Vocational student visa for students attending non-academic trade and vocational
The academic area or field of study in which a student's studies are
One of several degrees granted by graduate schools.
Grades 7 and 8, also known as Junior High.
The process of determining an individual's ability to pay. When ability to pay
is subtracted from the cost of education, the difference is the student's
financial need. It is synonymous with "means test".
Under need-blind admissions, the school decides whether to make an offer of
admission to a student without considering the student's financial situation.
Most schools use a need-blind admissions process. A few schools will use
financial need to decide whether to include marginal students in the wait list.
Under need-sensitive admissions, the school does take the student's financial
situation into account when deciding whether to admit him or her. Some schools
use need-sensitive admissions when deciding to accept a borderline student or to
pull a student off of the waiting list.
An award that is offered only once. This is in contrast to renewable awards,

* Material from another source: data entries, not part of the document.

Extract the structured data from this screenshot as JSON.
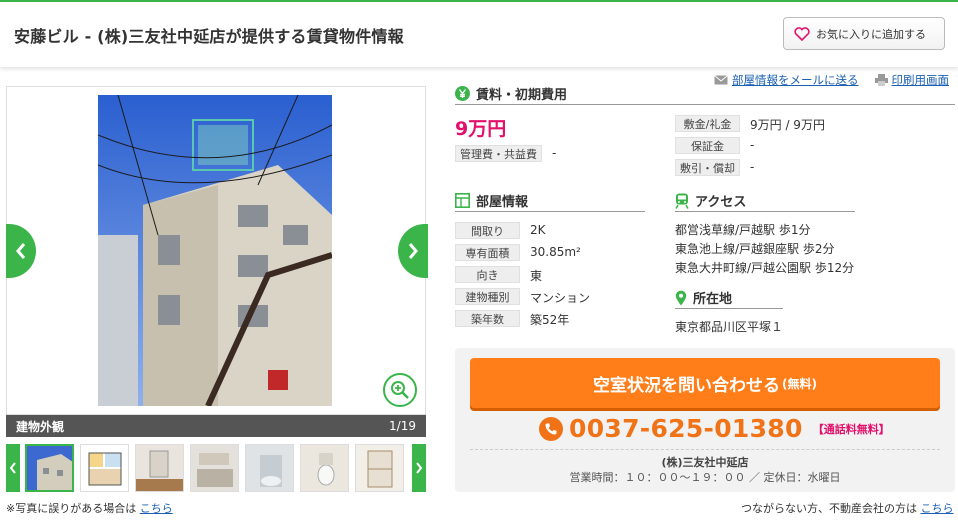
{
  "header": {
    "title": "安藤ビル - (株)三友社中延店が提供する賃貸物件情報",
    "favorite_label": "お気に入りに追加する"
  },
  "gallery": {
    "caption": "建物外観",
    "counter": "1/19",
    "note": "※写真に誤りがある場合は",
    "note_link": "こちら"
  },
  "toplinks": {
    "mail": "部屋情報をメールに送る",
    "print": "印刷用画面"
  },
  "rent_section": {
    "heading": "賃料・初期費用",
    "rent": "9万円",
    "mgmt_label": "管理費・共益費",
    "mgmt_value": "-",
    "rows": [
      {
        "label": "敷金/礼金",
        "value": "9万円 / 9万円"
      },
      {
        "label": "保証金",
        "value": "-"
      },
      {
        "label": "敷引・償却",
        "value": "-"
      }
    ]
  },
  "room_section": {
    "heading": "部屋情報",
    "rows": [
      {
        "label": "間取り",
        "value": "2K"
      },
      {
        "label": "専有面積",
        "value": "30.85m²"
      },
      {
        "label": "向き",
        "value": "東"
      },
      {
        "label": "建物種別",
        "value": "マンション"
      },
      {
        "label": "築年数",
        "value": "築52年"
      }
    ]
  },
  "access_section": {
    "heading": "アクセス",
    "lines": [
      "都営浅草線/戸越駅 歩1分",
      "東急池上線/戸越銀座駅 歩2分",
      "東急大井町線/戸越公園駅 歩12分"
    ]
  },
  "location_section": {
    "heading": "所在地",
    "address": "東京都品川区平塚１"
  },
  "contact": {
    "cta_label": "空室状況を問い合わせる",
    "cta_suffix": "(無料)",
    "phone": "0037-625-01380",
    "phone_note": "【通話料無料】",
    "shop": "(株)三友社中延店",
    "hours": "営業時間：１０：００～１９：００ ／ 定休日：水曜日",
    "note": "つながらない方、不動産会社の方は",
    "note_link": "こちら"
  },
  "colors": {
    "brand_green": "#3bb54a",
    "price_pink": "#e3106b",
    "cta_orange": "#ff7e1a"
  },
  "icons": [
    "heart-icon",
    "mail-icon",
    "print-icon",
    "yen-icon",
    "room-icon",
    "train-icon",
    "pin-icon",
    "phone-icon",
    "zoom-icon",
    "chevron-left-icon",
    "chevron-right-icon"
  ]
}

which are provided to a student annually for as long as the student is making
satisfactory progress to the degree.
Any education past grade 12 of the secondary school level.
The principal is the amount of money borrowed or remaining unpaid on a loan.

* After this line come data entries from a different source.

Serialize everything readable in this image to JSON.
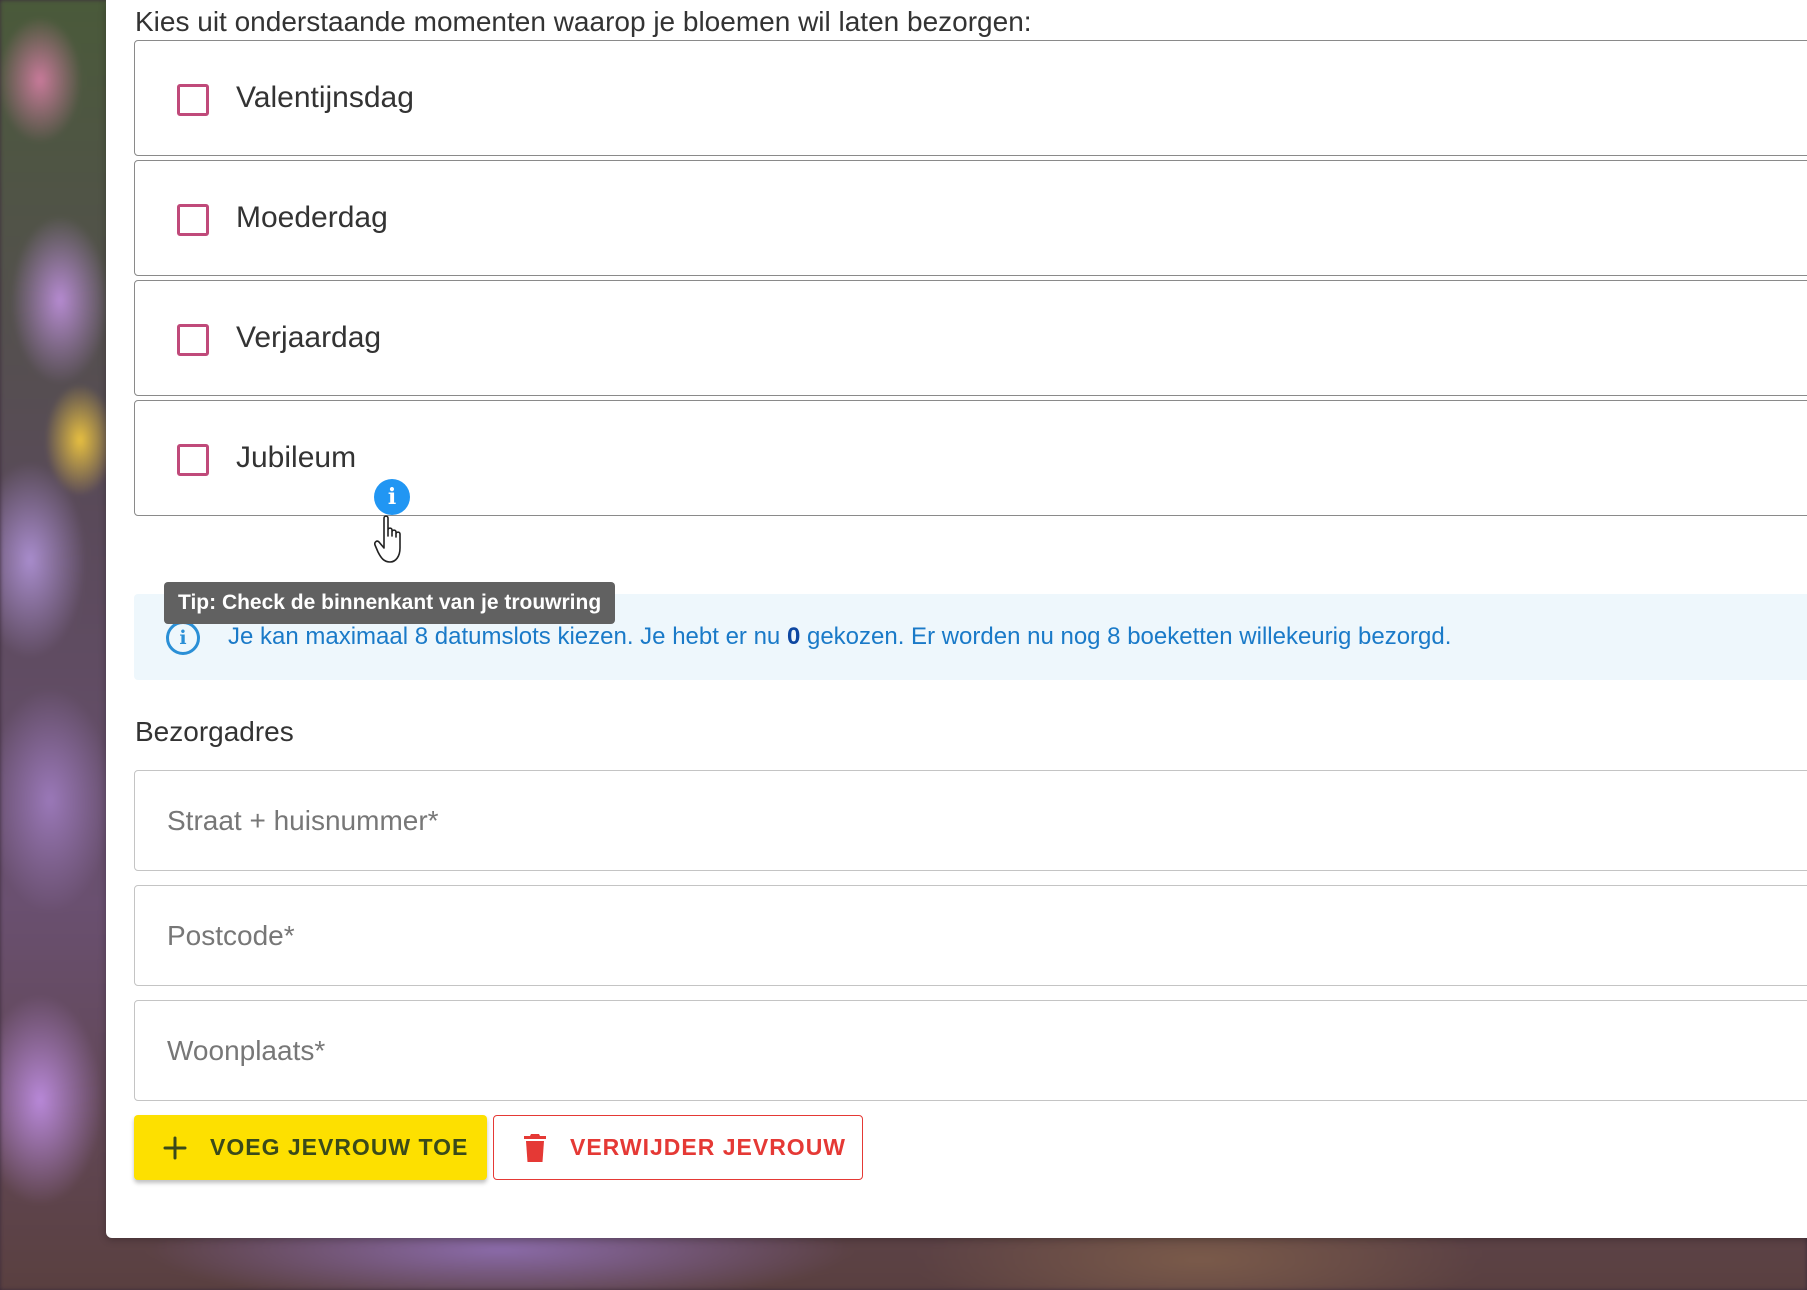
{
  "page": {
    "intro": "Kies uit onderstaande momenten waarop je bloemen wil laten bezorgen:"
  },
  "moments": [
    {
      "label": "Valentijnsdag",
      "checked": false
    },
    {
      "label": "Moederdag",
      "checked": false
    },
    {
      "label": "Verjaardag",
      "checked": false
    },
    {
      "label": "Jubileum",
      "checked": false
    }
  ],
  "tooltip": {
    "text": "Tip: Check de binnenkant van je trouwring"
  },
  "alert": {
    "text_before": "Je kan maximaal 8 datumslots kiezen. Je hebt er nu ",
    "count": "0",
    "text_after": " gekozen. Er worden nu nog 8 boeketten willekeurig bezorgd."
  },
  "address": {
    "title": "Bezorgadres",
    "street_placeholder": "Straat + huisnummer*",
    "postcode_placeholder": "Postcode*",
    "city_placeholder": "Woonplaats*"
  },
  "actions": {
    "add_label": "VOEG JEVROUW TOE",
    "remove_label": "VERWIJDER JEVROUW"
  },
  "colors": {
    "accent": "#c04a7a",
    "info": "#2196f3",
    "add_button": "#fde000",
    "remove_button": "#e53935"
  },
  "icons": {
    "info": "info-icon",
    "cursor": "hand-pointer-icon",
    "add": "plus-icon",
    "remove": "trash-icon"
  }
}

Interest is charged as a percentage of the principal. Insurance and origination
fees will be deducted from this amount before disbursement.
A student pursuing an advanced degree in law, business, or medicine.
A division of the academic year into fourths.
A renewable scholarship is a scholarship that is awarded for more than one year.
Usually the student must maintain certain academic standards to be eligible for
subsequent years of the award. Some renewable scholarships will require the
student to reapply for the scholarship each year; others will just require a
report on the student's progress to a degree.
A one-page summary of an individual's education, employment history, awards, and
Self-addressed stamped envelope. Included with a request as a courtesy or to
encourage a response.
Scholastic Aptitude Test. A standardized test offered by the
Educational Testing Service
to assess a student's preparation for college. Similar to the
In this site, used to refer to colleges and universities.
Also known as high school, grades 9 through 12.
A division of the academic year into spring and fall terms.
A fourth-year undergraduate student.
A second-year undergraduate student.
Teaching of English as a Foreign Language.
Refers to any division of the academic year. The default is into two terms. (In
British English the default interpretation is three terms per academic year.)
Test Of English As A Foreign Language (TOEFL)
Most colleges and universities require international students to take the
as part of their application for admission. The TOEFL evaluates a student's
ability to communicate in and understand English.
An official record of a student's academic work, including a list of courses
taken, grades received, and credits awarded.
To switch enrollment from one educational institution to another.
A division of the academic year into thirds, adding a summer term to the fall
and spring terms.
The fees charged by a school to allow a student to register to take courses at
A student pursuing a bachelor's degree.
An institution of higher education that awards undergraduate and graduate
degrees. Often used interchangeably with "College".